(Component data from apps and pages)

..............................

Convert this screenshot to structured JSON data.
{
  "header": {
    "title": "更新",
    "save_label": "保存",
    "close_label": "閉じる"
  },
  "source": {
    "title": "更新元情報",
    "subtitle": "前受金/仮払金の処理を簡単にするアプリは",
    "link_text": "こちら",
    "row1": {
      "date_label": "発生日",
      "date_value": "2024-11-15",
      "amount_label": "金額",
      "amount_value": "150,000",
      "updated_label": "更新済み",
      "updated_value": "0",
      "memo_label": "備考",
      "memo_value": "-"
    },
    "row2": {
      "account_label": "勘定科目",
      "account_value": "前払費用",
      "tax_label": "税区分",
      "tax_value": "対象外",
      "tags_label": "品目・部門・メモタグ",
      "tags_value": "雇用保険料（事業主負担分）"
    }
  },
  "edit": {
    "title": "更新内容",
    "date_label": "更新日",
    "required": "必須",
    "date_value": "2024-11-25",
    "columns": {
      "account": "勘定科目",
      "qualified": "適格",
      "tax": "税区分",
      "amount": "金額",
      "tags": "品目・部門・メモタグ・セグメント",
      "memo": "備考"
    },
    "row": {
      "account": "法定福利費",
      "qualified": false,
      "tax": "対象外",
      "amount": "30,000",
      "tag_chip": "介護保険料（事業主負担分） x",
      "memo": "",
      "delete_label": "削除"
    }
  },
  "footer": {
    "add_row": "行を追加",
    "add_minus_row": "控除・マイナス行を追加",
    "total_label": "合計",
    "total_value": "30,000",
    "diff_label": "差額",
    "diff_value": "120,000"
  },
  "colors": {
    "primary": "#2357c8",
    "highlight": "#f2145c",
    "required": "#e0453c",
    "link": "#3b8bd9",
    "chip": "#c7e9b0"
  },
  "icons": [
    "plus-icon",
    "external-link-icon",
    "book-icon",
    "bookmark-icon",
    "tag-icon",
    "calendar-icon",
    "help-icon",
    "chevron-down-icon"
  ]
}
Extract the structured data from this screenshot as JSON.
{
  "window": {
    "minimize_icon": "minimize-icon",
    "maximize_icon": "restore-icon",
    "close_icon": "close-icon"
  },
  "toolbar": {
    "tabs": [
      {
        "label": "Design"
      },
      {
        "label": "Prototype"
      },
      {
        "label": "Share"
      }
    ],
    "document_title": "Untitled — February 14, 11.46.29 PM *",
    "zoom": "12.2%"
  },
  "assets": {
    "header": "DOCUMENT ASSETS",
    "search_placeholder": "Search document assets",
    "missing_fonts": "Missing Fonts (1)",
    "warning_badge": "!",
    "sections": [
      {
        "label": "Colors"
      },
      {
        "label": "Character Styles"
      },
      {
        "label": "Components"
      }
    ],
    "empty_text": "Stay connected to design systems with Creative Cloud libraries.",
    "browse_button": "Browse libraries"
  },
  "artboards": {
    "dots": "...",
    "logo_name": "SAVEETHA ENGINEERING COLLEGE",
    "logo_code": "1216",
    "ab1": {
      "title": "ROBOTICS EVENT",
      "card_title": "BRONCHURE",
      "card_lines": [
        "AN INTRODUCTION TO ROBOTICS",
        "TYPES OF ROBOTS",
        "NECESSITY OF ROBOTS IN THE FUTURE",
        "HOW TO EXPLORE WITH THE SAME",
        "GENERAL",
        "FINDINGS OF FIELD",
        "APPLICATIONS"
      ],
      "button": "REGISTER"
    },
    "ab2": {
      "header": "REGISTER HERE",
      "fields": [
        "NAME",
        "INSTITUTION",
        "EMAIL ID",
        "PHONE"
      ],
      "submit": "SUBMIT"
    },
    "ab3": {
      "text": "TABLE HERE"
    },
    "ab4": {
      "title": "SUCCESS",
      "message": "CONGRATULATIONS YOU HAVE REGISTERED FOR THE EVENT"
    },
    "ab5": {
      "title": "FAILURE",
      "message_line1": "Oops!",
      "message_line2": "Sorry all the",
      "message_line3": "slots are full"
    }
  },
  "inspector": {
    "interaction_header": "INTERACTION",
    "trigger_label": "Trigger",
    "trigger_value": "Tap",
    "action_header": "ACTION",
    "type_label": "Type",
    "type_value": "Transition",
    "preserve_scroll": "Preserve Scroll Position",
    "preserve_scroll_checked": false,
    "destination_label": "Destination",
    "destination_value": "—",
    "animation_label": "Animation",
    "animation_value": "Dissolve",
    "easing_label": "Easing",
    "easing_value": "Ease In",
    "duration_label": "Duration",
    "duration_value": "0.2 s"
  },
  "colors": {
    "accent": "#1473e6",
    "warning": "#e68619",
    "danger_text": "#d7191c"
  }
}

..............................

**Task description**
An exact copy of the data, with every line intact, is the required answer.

**Result of this exercise**
Convert this screenshot to structured JSON data.
{
  "header": {
    "title": "更新",
    "save_label": "保存",
    "close_label": "閉じる"
  },
  "source": {
    "title": "更新元情報",
    "subtitle": "前受金/仮払金の処理を簡単にするアプリは",
    "link_text": "こちら",
    "row1": {
      "date_label": "発生日",
      "date_value": "2024-11-15",
      "amount_label": "金額",
      "amount_value": "150,000",
      "updated_label": "更新済み",
      "updated_value": "0",
      "memo_label": "備考",
      "memo_value": "-"
    },
    "row2": {
      "account_label": "勘定科目",
      "account_value": "前払費用",
      "tax_label": "税区分",
      "tax_value": "対象外",
      "tags_label": "品目・部門・メモタグ",
      "tags_value": "雇用保険料（事業主負担分）"
    }
  },
  "edit": {
    "title": "更新内容",
    "date_label": "更新日",
    "required": "必須",
    "date_value": "2024-11-25",
    "columns": {
      "account": "勘定科目",
      "qualified": "適格",
      "tax": "税区分",
      "amount": "金額",
      "tags": "品目・部門・メモタグ・セグメント",
      "memo": "備考"
    },
    "row": {
      "account": "法定福利費",
      "qualified": false,
      "tax": "対象外",
      "amount": "30,000",
      "tag_chip": "介護保険料（事業主負担分） x",
      "memo": "",
      "delete_label": "削除"
    }
  },
  "footer": {
    "add_row": "行を追加",
    "add_minus_row": "控除・マイナス行を追加",
    "total_label": "合計",
    "total_value": "30,000",
    "diff_label": "差額",
    "diff_value": "120,000"
  },
  "colors": {
    "primary": "#2357c8",
    "highlight": "#f2145c",
    "required": "#e0453c",
    "link": "#3b8bd9",
    "chip": "#c7e9b0"
  },
  "icons": [
    "plus-icon",
    "external-link-icon",
    "book-icon",
    "bookmark-icon",
    "tag-icon",
    "calendar-icon",
    "help-icon",
    "chevron-down-icon"
  ]
}
Extract the structured data from this screenshot as JSON.
{
  "window": {
    "minimize_icon": "minimize-icon",
    "maximize_icon": "restore-icon",
    "close_icon": "close-icon"
  },
  "toolbar": {
    "tabs": [
      {
        "label": "Design"
      },
      {
        "label": "Prototype"
      },
      {
        "label": "Share"
      }
    ],
    "document_title": "Untitled — February 14, 11.46.29 PM *",
    "zoom": "12.2%"
  },
  "assets": {
    "header": "DOCUMENT ASSETS",
    "search_placeholder": "Search document assets",
    "missing_fonts": "Missing Fonts (1)",
    "warning_badge": "!",
    "sections": [
      {
        "label": "Colors"
      },
      {
        "label": "Character Styles"
      },
      {
        "label": "Components"
      }
    ],
    "empty_text": "Stay connected to design systems with Creative Cloud libraries.",
    "browse_button": "Browse libraries"
  },
  "artboards": {
    "dots": "...",
    "logo_name": "SAVEETHA ENGINEERING COLLEGE",
    "logo_code": "1216",
    "ab1": {
      "title": "ROBOTICS EVENT",
      "card_title": "BRONCHURE",
      "card_lines": [
        "AN INTRODUCTION TO ROBOTICS",
        "TYPES OF ROBOTS",
        "NECESSITY OF ROBOTS IN THE FUTURE",
        "HOW TO EXPLORE WITH THE SAME",
        "GENERAL",
        "FINDINGS OF FIELD",
        "APPLICATIONS"
      ],
      "button": "REGISTER"
    },
    "ab2": {
      "header": "REGISTER HERE",
      "fields": [
        "NAME",
        "INSTITUTION",
        "EMAIL ID",
        "PHONE"
      ],
      "submit": "SUBMIT"
    },
    "ab3": {
      "text": "TABLE HERE"
    },
    "ab4": {
      "title": "SUCCESS",
      "message": "CONGRATULATIONS YOU HAVE REGISTERED FOR THE EVENT"
    },
    "ab5": {
      "title": "FAILURE",
      "message_line1": "Oops!",
      "message_line2": "Sorry all the",
      "message_line3": "slots are full"
    }
  },
  "inspector": {
    "interaction_header": "INTERACTION",
    "trigger_label": "Trigger",
    "trigger_value": "Tap",
    "action_header": "ACTION",
    "type_label": "Type",
    "type_value": "Transition",
    "preserve_scroll": "Preserve Scroll Position",
    "preserve_scroll_checked": false,
    "destination_label": "Destination",
    "destination_value": "—",
    "animation_label": "Animation",
    "animation_value": "Dissolve",
    "easing_label": "Easing",
    "easing_value": "Ease In",
    "duration_label": "Duration",
    "duration_value": "0.2 s"
  },
  "colors": {
    "accent": "#1473e6",
    "warning": "#e68619",
    "danger_text": "#d7191c"
  }
}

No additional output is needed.